The Wicked and the Just: A Review

The Wicked and the Just by J. Anderson CoatsCecily’s father ruins her life abruptly and irrevocably when he announces his plan to move them to Caernarvon in occupied Wales. The King needs good Englishmen to manage the newly-acquired Welsh lands and teach the primitive Welshman how to behave. Cecily wants none of it but at least she will finally be the lady of the house. Even if it is a house among barbarians.

Unfortunately for Cecily her initial misgivings about Wales are confirmed when she discovers the native Welsh speak something that barely sounds like a language as well as being impudent and rude. Though they are at least Christians–supposedly. In addition to being saddled with a surly Welsh servant girl she cannot dismiss, Cecily is also looked down upon by the local honesti who consider her little better than the Welsh peasants.
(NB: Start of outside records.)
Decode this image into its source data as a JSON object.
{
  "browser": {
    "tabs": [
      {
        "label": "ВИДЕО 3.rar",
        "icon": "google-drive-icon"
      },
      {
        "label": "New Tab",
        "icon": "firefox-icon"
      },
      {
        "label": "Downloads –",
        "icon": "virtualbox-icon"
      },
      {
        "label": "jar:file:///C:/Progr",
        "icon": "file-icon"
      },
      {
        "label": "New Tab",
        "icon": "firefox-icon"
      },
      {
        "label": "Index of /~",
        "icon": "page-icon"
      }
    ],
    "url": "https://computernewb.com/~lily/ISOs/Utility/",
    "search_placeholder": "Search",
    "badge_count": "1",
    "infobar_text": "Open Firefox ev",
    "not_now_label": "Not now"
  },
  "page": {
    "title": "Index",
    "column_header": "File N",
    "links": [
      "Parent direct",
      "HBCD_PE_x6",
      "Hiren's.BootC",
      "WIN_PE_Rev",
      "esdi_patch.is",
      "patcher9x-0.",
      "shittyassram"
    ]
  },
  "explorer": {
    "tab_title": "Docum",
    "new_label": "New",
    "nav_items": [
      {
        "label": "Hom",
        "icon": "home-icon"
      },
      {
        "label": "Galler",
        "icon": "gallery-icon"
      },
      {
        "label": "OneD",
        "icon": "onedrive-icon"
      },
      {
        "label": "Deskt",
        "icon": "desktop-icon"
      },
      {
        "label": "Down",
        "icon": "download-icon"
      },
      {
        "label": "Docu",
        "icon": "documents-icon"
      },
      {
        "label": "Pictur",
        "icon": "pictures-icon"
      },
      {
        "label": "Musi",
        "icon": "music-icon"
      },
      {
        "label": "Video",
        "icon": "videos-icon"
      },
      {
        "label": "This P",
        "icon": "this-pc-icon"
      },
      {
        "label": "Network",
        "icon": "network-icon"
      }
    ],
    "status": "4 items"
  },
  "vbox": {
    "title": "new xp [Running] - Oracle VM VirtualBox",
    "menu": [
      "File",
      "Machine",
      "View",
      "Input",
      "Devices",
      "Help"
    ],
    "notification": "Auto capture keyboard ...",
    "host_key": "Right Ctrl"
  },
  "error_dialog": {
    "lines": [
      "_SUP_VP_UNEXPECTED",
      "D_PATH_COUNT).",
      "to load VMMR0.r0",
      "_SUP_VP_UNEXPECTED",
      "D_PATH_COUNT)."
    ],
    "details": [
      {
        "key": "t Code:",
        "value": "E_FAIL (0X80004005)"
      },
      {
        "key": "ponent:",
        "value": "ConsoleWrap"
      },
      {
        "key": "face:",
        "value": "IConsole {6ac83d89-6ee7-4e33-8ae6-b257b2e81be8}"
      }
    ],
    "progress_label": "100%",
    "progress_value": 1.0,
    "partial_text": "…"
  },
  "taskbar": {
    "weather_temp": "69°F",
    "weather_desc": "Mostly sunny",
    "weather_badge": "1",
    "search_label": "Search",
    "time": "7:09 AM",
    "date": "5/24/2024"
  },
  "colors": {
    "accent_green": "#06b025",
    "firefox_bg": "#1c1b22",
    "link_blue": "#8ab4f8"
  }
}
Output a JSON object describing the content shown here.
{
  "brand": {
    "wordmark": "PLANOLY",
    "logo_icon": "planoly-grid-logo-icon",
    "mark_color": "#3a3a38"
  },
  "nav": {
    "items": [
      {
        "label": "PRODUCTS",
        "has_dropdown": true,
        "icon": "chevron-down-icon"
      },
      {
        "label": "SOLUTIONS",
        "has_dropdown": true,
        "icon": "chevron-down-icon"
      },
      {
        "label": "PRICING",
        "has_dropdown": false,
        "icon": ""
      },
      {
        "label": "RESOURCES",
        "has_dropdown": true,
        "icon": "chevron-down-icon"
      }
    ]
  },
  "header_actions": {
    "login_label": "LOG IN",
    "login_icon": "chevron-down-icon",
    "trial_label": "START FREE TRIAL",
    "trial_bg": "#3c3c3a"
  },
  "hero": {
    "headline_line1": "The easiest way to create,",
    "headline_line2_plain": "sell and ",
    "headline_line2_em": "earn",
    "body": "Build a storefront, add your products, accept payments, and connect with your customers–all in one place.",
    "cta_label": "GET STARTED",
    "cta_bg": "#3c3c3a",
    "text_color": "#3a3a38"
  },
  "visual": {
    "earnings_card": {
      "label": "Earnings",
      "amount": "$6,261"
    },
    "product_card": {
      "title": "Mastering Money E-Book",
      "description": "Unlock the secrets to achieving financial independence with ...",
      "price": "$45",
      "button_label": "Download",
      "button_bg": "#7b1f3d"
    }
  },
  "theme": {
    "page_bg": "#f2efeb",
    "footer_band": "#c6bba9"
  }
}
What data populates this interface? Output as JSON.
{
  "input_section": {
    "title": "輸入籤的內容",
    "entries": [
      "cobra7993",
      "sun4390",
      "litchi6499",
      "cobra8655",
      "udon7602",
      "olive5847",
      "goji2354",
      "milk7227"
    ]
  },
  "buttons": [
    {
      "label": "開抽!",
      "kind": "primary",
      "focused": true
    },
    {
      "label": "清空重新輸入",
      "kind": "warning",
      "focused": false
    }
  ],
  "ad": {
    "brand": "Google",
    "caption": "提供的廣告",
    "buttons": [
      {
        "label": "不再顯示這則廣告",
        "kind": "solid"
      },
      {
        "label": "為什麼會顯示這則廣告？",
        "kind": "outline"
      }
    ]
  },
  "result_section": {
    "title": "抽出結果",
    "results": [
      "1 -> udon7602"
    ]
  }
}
Gwenhwyfar is equally unhappy as servant to the brat. While she scrambles to find enough food for herself and her family, Gwenhwyfar watches Cecily leading the life that rightfully belongs to Gwenhwyfar and the other displaced Welshmen. The English took everything from Gwenhwyfar and her people. Now all she can do is watch and try not to starve.

As the English take and take, frustration grows among the Welsh. As tensions rise both Cecily and Gwenhwyfar will be caught up in the disastrous moment when the tension finally has to break and there will be justice for those who deserve it in The Wicked and the Just (2012) by J. Anderson Coats.

The Wicked and the Just is Coats’ first novel.

Set in the years of 1293 and 1294 Coats expertly* captures a volatile period in history for Wales.

While I enjoy a great many historical novels, I usually do not gravitate toward medieval period books. In addition to being a period I know little about, it is also not always an area of high interest. That said, there was something about The Wicked and the Just that made me want to read it.

Perhaps you already know why 1293 marks an important time for Wales in history. I did not. I have to say going in knowing nothing save that Welsh is unpronounceable when I try to read it made for a dramatic finish to The Wicked and the Just. An ending, I might add, that completely took me by surprise.

With segments told from both Cecily and Gwenhwyfar’s points of view, the book is well-rounded and examines the tensions within the Welsh town of Caernarvon from every angle. While that makes The Wicked and the Just an excellent look at the period, it does not make for many likable characters. Every character has redeeming qualities, but each one is also very nasty. There is justice for those who deserve it, but there is also name-calling, pettiness, and plain old cruelty along the way making for a mid-point where almost no character warrants much admiration.

Coats ends the book with a historical note explaining the politics of the period that Cecily and Gwenhwyfar either ignored or only alluded to during the actual story. While historical events are explained and relatively resolved, much is left up in the air for the characters. While the lack of closure makes sense given the content of the story, I must admit it does leave quite a few questions about what happens to Cecily and Gwenhwyfar as well as some other secondary characters.

Coats’ writing is clear and hauntingly evocative of the period in this story of many, many displaced people. As much as any book can, The Wicked and the Just brings medieval Wales to life.

*I’m not kidding when I say expertly. In addition to being a fellow Master of Library Science, Coats has a master’s degree in history.

Possible Pairings: Black Potatoes by Susan Campbell Bartoletti, Finnikin of the Rock by Melina Marchetta, The Outlaws of Sherwood by Robin McKinley, The Winner’s Curse by Marie Rutkoski, Esperanza Rising by Pam Munoz Ryan, Between Shades of Gray by Ruta Sepetys